Indiana's biggest property tax reform in 35 years was signed into law in March 2008. "This is huge," says Larry DeBoer, Purdue University agricultural economist and an expert in public policy. "But it provides relief for homeowners almost exclusively—not landowners."
DeBoer explains that farmland, unlike other property, is not assessed on a prediction of selling price but on use value. A farm acre's assessed value is based on earnings from agricultural use, not on its potential value for development. The calculation includes yield, commodity prices and land rents—all of which are up—and interest rates, which are down. "This calculation has caused an increase in the base rate per acre, which is the starting point for farmland assessments," says DeBoer, whose Local Government Information Web site contains a wealth of property tax information.
Farmers got a break last year because the Indiana General Assembly froze the base rate for 2007 to match that of 2006, which was $880, DeBoer says. Then, the base rate jumped 30 percent to $1,140 per acre in 2008. If legislators hadn't frozen the base rate, we still would have had an increase—just in smaller increments.

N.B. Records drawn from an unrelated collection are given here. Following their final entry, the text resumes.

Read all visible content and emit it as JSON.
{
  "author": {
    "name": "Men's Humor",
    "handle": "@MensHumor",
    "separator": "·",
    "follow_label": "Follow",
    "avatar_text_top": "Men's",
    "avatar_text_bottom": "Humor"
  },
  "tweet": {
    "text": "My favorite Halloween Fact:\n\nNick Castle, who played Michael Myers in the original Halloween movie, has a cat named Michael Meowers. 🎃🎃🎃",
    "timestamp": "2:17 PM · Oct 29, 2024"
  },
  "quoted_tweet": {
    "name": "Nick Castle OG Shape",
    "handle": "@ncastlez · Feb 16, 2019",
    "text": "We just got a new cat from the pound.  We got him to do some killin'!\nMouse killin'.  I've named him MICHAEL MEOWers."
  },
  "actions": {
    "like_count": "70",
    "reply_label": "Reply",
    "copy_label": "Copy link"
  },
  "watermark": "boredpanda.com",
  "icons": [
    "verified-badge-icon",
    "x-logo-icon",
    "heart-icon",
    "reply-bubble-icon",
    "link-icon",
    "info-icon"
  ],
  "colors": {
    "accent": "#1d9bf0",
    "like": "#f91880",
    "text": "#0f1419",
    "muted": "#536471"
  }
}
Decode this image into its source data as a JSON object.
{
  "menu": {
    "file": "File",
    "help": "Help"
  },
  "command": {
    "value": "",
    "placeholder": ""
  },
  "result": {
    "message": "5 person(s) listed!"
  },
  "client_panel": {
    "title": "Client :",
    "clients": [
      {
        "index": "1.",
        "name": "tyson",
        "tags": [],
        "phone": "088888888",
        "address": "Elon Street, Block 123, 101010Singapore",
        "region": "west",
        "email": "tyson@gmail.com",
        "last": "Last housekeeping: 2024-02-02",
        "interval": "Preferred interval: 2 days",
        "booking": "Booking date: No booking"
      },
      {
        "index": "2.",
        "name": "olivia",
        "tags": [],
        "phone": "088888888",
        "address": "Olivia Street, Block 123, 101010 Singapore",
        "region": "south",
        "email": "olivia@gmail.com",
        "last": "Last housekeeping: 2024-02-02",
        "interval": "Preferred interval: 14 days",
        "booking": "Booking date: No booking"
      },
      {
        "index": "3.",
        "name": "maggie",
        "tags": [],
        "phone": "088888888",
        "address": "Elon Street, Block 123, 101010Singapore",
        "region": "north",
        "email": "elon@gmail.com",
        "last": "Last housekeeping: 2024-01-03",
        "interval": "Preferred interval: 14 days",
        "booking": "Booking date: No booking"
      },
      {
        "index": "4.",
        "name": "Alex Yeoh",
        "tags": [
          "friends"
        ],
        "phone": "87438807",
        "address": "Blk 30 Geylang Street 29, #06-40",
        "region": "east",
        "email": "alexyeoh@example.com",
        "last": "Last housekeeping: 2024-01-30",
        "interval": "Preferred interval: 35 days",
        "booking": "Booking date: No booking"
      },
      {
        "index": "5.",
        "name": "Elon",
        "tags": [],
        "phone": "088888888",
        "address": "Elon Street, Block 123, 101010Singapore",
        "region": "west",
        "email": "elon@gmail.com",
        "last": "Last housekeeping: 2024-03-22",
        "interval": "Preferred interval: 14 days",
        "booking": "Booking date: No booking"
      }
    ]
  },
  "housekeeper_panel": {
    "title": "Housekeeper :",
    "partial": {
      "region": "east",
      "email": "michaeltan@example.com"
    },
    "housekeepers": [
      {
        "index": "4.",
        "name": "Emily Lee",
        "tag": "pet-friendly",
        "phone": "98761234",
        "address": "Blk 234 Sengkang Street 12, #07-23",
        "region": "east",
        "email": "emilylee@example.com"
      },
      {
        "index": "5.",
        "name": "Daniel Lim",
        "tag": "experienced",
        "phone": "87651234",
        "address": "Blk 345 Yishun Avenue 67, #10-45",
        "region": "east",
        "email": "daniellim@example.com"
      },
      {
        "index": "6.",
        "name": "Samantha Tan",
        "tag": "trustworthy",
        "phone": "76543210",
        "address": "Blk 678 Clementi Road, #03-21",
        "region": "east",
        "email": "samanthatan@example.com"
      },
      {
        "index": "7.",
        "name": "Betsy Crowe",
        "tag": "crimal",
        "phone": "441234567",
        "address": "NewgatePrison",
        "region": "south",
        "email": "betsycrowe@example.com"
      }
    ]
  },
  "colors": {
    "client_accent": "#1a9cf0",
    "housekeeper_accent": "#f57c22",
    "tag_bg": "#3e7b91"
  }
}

According to DeBoer, farmland owners can expect a base rate of $1,200 for taxes in 2009 and about $1,350 for taxes in 2011. In just four years, from 2007 to 2011, the base rate is predicted to increase 53 percent. "You can count on higher farmland assessments for the foreseeable future under the current system," he says.